▶ WORK ORDER
Determine the number of lines in the data that include the word "Users", and write only that number.

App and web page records

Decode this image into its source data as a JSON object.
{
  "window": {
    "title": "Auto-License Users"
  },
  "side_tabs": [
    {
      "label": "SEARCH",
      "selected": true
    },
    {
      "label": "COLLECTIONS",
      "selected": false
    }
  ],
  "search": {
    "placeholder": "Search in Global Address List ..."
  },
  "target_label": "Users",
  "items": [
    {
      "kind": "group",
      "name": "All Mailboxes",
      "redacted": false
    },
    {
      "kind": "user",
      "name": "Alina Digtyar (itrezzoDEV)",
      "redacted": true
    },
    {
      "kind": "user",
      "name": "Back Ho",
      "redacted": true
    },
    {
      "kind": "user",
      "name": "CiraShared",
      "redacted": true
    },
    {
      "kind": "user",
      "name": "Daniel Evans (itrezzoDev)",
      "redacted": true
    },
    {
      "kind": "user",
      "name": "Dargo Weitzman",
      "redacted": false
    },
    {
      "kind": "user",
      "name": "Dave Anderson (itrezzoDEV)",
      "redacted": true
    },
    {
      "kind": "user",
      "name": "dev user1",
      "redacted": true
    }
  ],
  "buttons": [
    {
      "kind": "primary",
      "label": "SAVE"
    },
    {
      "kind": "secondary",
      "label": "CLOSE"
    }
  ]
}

▶ WORKED SOLUTION
2